MUN student hospitalized following lab accident

A female graduate student at Memorial University was treated in hospital Wednesday after her attempt to dispose of some liquid chemicals created fumes. Some of the fumes entered the ventilation system of the chemistry building, prompting an evacuation of the building as a precautionary measure. Later in the day the chemicals were disposed of and the building was reopened. The student has since been released from hospital. St. John's Telegram | CBC

CNA Labrador West expansion should include new residence

Newfoundland and Labrador NDP Leader Lorraine Michael says the provincial government is "very short-sighted" for not including a student residence as part of the College of the North Atlantic Labrador West campus expansion, on which the province is spending $2 million. Michael says the issue is continually brought up with her, and even college officials have requested the government invest in a residence. Because of high housing costs in Labrador City, Michael says it's been very stressful for students attending the campus in trying to afford rent. CBC

Fenwick Place to cease being Dal residence

After June 14, Fenwick Place will no longer operate as a Dalhousie University student residence. Dal and Templeton Properties are in the final stages of negotiating a possible sale of the building. Selling Fenwick Place will not put any additional strain on the university's available dormitory-style residence space, as many students living in Fenwick were mature students with families who had more interest in apartment-style accommodation.
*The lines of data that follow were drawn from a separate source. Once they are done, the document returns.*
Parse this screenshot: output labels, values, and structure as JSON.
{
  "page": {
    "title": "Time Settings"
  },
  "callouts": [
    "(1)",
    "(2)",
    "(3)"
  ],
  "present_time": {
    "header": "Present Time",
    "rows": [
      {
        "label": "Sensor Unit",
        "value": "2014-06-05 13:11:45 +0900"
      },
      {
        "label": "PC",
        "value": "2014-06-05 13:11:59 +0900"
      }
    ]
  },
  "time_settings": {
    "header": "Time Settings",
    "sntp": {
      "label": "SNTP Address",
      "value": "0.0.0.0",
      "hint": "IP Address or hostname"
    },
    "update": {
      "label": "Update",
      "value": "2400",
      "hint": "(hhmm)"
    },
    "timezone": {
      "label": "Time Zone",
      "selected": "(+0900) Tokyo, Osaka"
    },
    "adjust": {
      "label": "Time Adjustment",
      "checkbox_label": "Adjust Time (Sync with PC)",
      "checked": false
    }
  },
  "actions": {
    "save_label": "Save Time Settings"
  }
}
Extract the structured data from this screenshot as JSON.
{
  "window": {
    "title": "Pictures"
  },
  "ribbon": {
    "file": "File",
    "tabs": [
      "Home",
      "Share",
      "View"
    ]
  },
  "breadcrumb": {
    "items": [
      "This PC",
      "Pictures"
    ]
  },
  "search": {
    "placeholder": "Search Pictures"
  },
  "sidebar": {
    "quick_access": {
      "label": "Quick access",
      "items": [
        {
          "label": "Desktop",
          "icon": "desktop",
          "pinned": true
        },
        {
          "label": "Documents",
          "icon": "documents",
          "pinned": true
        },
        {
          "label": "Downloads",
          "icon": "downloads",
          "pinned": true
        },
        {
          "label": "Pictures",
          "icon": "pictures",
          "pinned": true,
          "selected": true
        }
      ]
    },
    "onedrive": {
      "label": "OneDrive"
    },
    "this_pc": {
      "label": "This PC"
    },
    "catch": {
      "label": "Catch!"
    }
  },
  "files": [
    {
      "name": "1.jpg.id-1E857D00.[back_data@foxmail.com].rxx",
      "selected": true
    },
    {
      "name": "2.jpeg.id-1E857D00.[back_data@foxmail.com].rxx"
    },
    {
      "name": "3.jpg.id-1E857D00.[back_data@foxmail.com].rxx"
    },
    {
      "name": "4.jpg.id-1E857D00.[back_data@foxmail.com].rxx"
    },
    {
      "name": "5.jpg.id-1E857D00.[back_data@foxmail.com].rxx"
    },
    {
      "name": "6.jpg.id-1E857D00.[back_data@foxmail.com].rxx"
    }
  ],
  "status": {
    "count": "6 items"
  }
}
Halifax Chronicle-Herald

UC San Diego makes another admissions error

Last month we reported that the University of California San Diego mistakenly sent all 28,000 rejected applicants acceptance e-mails. Late last week, the university's website incorrectly notified 607 transfer students applying to the La Jolla campus that their applications had been denied. UC San Diego has apologized for the "administrative error" and is notifying the affected students. San Diego Union-Tribune

Trend in US colleges imposing furloughs

As the recession looms, a number of American institutions are imposing furloughs -- temporary, unpaid leaves of work -- and more are considering them. At South Carolina-based Clemson University, staff take furloughs in hour-long chunks to minimize the economic blow by spreading the losses over multiple paycheques. At other schools, professors and administrators would rather take pay cuts so work doesn't pile up. Although furloughs can take a financial toll, those taking them agree they are better than permanent time off. The Chronicle of Higher Education (subscription required)

International student boom in Australia

Foreign student enrolment at Australian institutions has jumped to a record 20%, despite expectations such enrolment would dip due to the global recession. India makes up the largest source of students, with an increase of close to 40%, while Chinese students make up almost a quarter of the international student body in Australian PSE. There are fears the government will argue that the increase in foreign students, whose fees help subsidize domestic public institutions, is reason to put off promises to increase research and infrastructure spending. The Chronicle of Higher Education (subscription required)

Amazon hopes to revolutionize textbook market with new Kindle

On Wednesday, Amazon.com Inc. introduced Kindle DX, a wide-format electronic-book reader. The company plans to work with a number of US universities on a pilot project featuring Kindles loaded with textbooks.  With over 80% of college students owning laptops onto which electronic versions of more than half of major textbooks can be downloaded, there is scepticism students would want to purchase and carry around Kindles for textbooks. Lack of awareness of e-textbook services and failed pilot projects with other e-book readers are leading experts to wonder how successful Amazon's new product will be. Wall Street Journal | The Chronicle of Higher Education (free access)